Another thing people do not realize at first is that the leased vehicle needs to be returned to the dealer in the same condition as when it left. That includes original floor mats and no added accessories like rain guards. So, if personalizing your vehicle is a must, make sure they are not permanent accessories, or you should definitely skip the lease.

Vehicles are expected to have normal wear and tear when they are returned at the end of the lease, but be prepared to drive around cautiously to avoid added costs for replacing expendable items like tires or rims or for repairs to things like large scratches. Anything deemed as excess wear will be charged to you at the end of the lease. It is crucial to read the fine print of the leasing agreement and be aware of all the stipulations and fees associated with a lease.

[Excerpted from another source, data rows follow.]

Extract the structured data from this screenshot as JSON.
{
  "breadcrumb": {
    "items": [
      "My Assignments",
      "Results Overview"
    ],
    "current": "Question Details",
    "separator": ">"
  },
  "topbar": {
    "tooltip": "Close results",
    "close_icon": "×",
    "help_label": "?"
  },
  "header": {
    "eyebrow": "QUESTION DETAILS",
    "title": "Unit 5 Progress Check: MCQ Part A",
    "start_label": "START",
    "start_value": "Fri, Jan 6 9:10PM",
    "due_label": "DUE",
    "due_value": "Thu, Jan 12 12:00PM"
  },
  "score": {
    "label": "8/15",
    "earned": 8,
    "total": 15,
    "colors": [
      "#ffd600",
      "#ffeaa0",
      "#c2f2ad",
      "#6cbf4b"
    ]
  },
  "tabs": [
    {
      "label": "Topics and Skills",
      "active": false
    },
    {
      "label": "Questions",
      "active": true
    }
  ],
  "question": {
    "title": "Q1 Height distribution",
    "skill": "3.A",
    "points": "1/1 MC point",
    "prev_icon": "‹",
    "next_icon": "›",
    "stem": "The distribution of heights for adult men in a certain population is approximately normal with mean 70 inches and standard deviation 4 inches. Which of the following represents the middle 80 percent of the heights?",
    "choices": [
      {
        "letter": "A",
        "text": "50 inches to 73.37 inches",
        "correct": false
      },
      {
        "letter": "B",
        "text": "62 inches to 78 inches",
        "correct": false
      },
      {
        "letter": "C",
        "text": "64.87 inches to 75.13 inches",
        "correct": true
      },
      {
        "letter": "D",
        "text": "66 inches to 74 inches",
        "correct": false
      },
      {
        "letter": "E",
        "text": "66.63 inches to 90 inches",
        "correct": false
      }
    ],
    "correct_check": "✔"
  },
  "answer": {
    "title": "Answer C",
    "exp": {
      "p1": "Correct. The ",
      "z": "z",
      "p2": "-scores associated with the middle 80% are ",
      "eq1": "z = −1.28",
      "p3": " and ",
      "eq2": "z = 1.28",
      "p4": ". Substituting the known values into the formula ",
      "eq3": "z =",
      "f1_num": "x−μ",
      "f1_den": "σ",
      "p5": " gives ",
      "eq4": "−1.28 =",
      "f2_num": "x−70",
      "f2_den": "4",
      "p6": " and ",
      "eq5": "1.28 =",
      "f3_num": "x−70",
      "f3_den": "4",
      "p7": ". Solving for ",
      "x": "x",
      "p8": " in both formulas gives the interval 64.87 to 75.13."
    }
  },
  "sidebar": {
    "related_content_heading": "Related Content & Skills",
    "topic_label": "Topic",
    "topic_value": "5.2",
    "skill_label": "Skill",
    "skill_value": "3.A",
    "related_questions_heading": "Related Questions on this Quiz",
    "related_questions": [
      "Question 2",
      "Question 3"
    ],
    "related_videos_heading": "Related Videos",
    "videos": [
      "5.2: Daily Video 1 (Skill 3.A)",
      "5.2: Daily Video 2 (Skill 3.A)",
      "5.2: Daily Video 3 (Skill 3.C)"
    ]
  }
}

Buying vs Leasing: Similar to Comparing Apples to Oranges

Although leasing and buying a vehicle are both purchasing options, one is not necessarily better than the other per se. They are both in the same category but which is best for you all depends on your commuting habits and what your plans are with a new vehicle. The first thing you need to do when deciding between a loan and a lease is: figure out what your plans are with the new vehicle.

Do you need a car for your long commute to work or to drive just a few miles down the road here and there? Are you looking for a short-term commitment with a vehicle and its payments, or are you content with a payment for one vehicle that can last, on average, five-plus years? Do you prefer the freedom to treat your vehicle however you want by drag racing or off-roading with it and be able to personalize it whichever way you feel? Or do restrictions not bother you since you only need the vehicle to transport you and your family from point A to point B?

If you don’t usually put a lot of miles on your vehicle, then a lease would be beneficial to you since there are so many advantages that come with a lease. But, if traveling to an off-road park and taking your SUV or truck in the woods each year is a necessity for you, a lease will likely cost you more in the end. Discussing with your Chevy dealership the details of the lease versus a conventional loan, as well as your plans for a new vehicle, is important in deciding which is the best option for you.

A person is smiling and holding a set of keys out of their car window after getting a Chevy lease deal.

Choosing to Lease

Let your leasing journey begin, making sure to take full advantage of all of the benefits of a lease -starting with the available Chevy lease deals. Keep in mind, just because you are leasing and not buying does not mean there’s no negotiation room with the price or the monthly payments. Sometimes you can even get dealer discounts or added accessories on top of the lease deals with your agreement.

Once your lease term is up, it’s time for a new journey. You have the option to turn your vehicle in and get another lease or loan for a new Chevy model, or you can choose to buy your current lease vehicle. No matter what you decide, your dealership is the place to start the lease-end process.

If you haven’t decided on a lease yet and the end-of-lease charges seem intimidating, keep in mind that some of the fees and expenses that come with a lease can be waived. For one, the disposition fee. This is collected to help costs in preparing the vehicle for the next owner once your lease is returned. It may get waived by the dealer depending on what your plans are for your next purchase. Also, if you decide to buy your lease, you don’t need to pay a disposition fee nor any charges for excess wear or excess mileage.

When you’re looking into leasing a Chevy, try not to get overwhelmed. There are a lot of details and fine print to sift through, but if a lease seems to be the right fit for your purchase, it probably is. Just make sure you weigh all the pros and cons with your lifestyle and vehicle needs to make sure you’ll be the one benefiting from the lease.